More than 115 Americans die every day from opioid-related causes. The SUPPORT for Patients and Communities Act, which passed in the House last week, aims to stop that.

The U.S. opioid epidemic is a grave and serious crisis. Each day, more than 115 Americans die of opioid-related causes. A new “opioid package” passed in the U.S. House of Representatives last week, however, is taking aim at combatting the crisis.

H.R. 6, also known as the Substance Use Disorder Prevention that Promotes Opioid Recovery and Treatment for Patients and Communities Act of 2018 is seen as a compromise between the House and Senate, which previously passed their own separate opioid abuse prevention packages.
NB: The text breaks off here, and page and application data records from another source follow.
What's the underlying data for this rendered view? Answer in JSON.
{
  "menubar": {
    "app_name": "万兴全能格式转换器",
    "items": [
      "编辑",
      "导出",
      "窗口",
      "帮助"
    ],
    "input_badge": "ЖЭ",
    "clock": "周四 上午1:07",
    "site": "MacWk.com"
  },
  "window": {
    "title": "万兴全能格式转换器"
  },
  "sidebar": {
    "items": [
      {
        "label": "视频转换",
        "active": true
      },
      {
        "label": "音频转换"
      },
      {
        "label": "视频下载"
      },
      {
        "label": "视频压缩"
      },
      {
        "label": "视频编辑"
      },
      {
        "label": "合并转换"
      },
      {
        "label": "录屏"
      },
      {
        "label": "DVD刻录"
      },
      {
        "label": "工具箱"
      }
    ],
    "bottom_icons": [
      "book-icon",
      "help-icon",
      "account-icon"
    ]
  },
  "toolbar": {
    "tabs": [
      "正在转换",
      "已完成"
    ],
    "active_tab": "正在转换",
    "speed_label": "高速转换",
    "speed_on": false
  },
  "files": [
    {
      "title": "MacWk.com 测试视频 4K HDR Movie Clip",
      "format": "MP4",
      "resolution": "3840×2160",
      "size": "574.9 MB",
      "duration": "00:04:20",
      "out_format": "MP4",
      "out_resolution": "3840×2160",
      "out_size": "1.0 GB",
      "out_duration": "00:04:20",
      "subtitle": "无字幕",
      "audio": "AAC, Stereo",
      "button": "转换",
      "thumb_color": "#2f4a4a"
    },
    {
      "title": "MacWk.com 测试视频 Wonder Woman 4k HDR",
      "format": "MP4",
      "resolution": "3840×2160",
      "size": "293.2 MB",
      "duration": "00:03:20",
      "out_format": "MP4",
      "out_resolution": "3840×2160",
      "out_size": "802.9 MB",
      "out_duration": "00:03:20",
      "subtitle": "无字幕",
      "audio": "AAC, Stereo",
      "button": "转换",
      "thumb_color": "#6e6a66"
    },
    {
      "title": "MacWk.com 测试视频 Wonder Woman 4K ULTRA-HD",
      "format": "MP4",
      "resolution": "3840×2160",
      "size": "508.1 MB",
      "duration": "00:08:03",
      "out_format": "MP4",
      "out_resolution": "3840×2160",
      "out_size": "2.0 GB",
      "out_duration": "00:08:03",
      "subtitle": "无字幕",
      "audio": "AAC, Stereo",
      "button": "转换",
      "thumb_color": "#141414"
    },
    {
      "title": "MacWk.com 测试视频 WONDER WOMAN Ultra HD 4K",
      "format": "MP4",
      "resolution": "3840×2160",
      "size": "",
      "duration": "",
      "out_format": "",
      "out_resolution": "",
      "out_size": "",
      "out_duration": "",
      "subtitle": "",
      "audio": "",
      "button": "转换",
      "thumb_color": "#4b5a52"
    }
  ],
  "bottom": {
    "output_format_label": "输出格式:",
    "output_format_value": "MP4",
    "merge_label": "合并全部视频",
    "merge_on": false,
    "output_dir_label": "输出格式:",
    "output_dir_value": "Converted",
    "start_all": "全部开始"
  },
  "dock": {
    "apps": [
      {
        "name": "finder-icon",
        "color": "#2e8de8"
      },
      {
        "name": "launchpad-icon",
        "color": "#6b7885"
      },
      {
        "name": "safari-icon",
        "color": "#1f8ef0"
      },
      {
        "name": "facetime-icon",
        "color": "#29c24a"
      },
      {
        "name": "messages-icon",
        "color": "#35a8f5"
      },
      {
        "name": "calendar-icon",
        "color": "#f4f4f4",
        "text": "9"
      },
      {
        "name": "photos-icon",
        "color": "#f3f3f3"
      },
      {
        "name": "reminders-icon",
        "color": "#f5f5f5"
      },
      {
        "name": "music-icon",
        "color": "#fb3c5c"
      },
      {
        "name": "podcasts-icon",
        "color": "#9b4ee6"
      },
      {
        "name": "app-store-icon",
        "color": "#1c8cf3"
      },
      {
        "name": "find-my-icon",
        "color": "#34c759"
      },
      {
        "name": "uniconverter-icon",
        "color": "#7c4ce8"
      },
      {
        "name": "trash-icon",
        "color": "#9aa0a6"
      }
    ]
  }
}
The SUPPORT for Patients and Communities Act, as it’s being called, is expected to be considered by the Senate in the coming days and then be sent to the President’s desk to be signed into law.

One of the major provisions of the SUPPORT for Patients and Communities Act applies directly to advanced practitioners:

“Enable clinical nurse specialists, certified nurse midwives, and certified registered nurse anesthetists to prescribe buprenorphine; and make the buprenorphine prescribing authority for physician assistants and nurse practitioners permanent. In addition, H.R. 6 will permit a waivered-practitioner to immediately start treating 100 patients at a time with buprenorphine (skipping the initial 30 patient cap) if the practitioner has board certification in addiction medicine or addiction psychiatry; or if practitioner provides MAT in a qualified practice setting. Medications, such as buprenorphine, in combination with counseling and behavioral therapies, provide a whole-patient approach to the treatment of opioid use disorder (H.R. 3692)”

Both the AANP and AAPA consider this legislation a win.

“With this agreement, Congress has reaffirmed the power of America’s 248,000 NPs to fight and win the battle against opioid addiction. The legislation permanently authorizes NPs to prescribe Medication-Assisted Treatments (MATs), further expanding patient access to these critical treatments—prescribed and managed by NPs,” AANP President Joyce Knestrick, Ph.D., C-FNP, APRN, FAANP said in a statement released last week.

Jonathan E. Sobel, DMSc, MBA, PA-C, DFAAPA, FAPACVS, president and chair of the AAPA Board of Directors, echoed that sentiment in his statement, saying, “AAPA applauds Congress for including this crucial provision as part of comprehensive legislation aimed at stemming the tide of the U.S. opioid epidemic.”

Disclaimer: The viewpoint expressed in this article is the opinion of the author and is not necessarily the viewpoint of the owners or employees at Healthcare Staffing Innovations, LLC.